--- Task instructions ---
All that is needed is the number of lines in the records that contain the word "subtitle", stated without anything else.

--- Website and app data records ---
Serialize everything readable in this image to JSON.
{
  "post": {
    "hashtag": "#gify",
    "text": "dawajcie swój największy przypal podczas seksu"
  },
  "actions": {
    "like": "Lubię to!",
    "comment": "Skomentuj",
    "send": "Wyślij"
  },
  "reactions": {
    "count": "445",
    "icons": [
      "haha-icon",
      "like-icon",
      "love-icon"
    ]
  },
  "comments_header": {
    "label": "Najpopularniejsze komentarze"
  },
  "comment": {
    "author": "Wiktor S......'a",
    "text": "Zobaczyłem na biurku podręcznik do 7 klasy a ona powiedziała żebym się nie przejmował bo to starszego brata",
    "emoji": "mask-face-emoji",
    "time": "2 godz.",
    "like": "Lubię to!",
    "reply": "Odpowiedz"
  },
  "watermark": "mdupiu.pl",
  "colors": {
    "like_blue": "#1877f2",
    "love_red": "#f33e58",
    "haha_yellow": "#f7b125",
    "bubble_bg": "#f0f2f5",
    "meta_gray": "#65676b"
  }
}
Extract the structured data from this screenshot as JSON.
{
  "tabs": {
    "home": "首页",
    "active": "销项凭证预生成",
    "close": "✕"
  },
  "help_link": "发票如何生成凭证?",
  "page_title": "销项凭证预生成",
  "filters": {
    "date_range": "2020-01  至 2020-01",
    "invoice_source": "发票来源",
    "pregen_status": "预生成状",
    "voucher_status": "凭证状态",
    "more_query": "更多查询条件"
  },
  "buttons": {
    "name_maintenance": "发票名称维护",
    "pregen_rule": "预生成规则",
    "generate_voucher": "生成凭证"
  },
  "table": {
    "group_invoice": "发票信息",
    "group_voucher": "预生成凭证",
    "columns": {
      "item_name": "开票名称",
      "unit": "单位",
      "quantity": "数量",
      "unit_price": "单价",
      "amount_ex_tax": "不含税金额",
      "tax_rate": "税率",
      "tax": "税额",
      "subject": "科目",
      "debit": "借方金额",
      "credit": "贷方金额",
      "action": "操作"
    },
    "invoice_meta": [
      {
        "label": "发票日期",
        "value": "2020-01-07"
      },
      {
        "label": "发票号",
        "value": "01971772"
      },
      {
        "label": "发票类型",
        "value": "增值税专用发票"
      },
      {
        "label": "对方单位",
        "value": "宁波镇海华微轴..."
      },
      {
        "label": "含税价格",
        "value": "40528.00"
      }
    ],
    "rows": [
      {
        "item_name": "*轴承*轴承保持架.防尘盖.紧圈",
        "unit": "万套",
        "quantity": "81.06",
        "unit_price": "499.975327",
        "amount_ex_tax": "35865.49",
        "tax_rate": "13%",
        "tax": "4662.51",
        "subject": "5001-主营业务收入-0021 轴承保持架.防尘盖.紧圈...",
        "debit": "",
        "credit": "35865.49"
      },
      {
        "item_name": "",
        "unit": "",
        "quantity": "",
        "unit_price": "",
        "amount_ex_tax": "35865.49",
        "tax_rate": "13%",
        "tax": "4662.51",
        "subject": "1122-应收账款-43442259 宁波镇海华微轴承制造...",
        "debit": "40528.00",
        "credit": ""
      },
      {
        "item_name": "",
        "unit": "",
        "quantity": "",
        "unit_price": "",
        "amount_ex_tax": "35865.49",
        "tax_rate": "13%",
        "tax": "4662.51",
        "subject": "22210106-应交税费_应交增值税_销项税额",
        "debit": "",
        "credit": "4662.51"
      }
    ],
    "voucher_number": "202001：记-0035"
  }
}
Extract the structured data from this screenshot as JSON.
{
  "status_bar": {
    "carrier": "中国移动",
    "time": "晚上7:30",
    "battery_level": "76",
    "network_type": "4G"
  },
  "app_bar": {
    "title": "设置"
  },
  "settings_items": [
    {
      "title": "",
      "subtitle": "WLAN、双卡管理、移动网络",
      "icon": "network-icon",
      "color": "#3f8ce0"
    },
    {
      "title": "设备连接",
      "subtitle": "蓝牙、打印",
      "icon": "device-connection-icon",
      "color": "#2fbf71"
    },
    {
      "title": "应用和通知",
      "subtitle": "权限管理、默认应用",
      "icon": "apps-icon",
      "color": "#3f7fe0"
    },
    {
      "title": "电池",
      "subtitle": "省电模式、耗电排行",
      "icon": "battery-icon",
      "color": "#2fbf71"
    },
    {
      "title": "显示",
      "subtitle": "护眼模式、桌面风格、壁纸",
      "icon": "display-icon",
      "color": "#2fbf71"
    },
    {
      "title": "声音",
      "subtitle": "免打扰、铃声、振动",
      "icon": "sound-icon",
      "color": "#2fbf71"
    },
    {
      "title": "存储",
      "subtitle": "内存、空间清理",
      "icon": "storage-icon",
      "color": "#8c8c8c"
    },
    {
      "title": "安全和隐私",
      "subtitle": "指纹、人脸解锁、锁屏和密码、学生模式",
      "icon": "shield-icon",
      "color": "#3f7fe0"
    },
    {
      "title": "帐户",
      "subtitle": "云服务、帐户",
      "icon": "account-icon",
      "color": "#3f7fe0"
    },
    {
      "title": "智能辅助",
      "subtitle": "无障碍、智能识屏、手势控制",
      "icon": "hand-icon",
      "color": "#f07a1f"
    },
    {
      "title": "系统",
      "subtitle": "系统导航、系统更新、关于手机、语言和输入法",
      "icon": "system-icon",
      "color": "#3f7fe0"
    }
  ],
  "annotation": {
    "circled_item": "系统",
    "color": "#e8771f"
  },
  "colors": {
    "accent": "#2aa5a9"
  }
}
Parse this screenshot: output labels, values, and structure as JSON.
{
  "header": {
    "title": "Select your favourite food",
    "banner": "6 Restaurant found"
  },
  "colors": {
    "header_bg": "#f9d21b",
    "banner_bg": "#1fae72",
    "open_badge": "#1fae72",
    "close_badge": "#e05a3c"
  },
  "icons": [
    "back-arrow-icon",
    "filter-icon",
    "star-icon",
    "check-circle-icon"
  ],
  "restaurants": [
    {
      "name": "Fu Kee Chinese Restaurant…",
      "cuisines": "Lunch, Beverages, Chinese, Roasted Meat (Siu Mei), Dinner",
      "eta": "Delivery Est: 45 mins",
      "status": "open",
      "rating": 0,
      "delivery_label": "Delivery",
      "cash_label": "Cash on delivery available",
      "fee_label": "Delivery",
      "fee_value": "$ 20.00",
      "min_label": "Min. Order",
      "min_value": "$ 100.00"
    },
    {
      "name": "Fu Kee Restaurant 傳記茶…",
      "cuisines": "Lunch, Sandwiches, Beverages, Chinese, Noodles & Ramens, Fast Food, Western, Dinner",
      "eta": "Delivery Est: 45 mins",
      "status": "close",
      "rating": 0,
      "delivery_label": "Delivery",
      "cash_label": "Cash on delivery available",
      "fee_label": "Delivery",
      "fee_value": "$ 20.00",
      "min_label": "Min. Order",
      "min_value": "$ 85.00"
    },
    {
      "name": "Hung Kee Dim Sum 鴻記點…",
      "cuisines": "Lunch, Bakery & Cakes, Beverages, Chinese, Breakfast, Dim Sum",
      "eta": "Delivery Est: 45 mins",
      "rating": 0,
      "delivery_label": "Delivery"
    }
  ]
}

--- The answer ---
11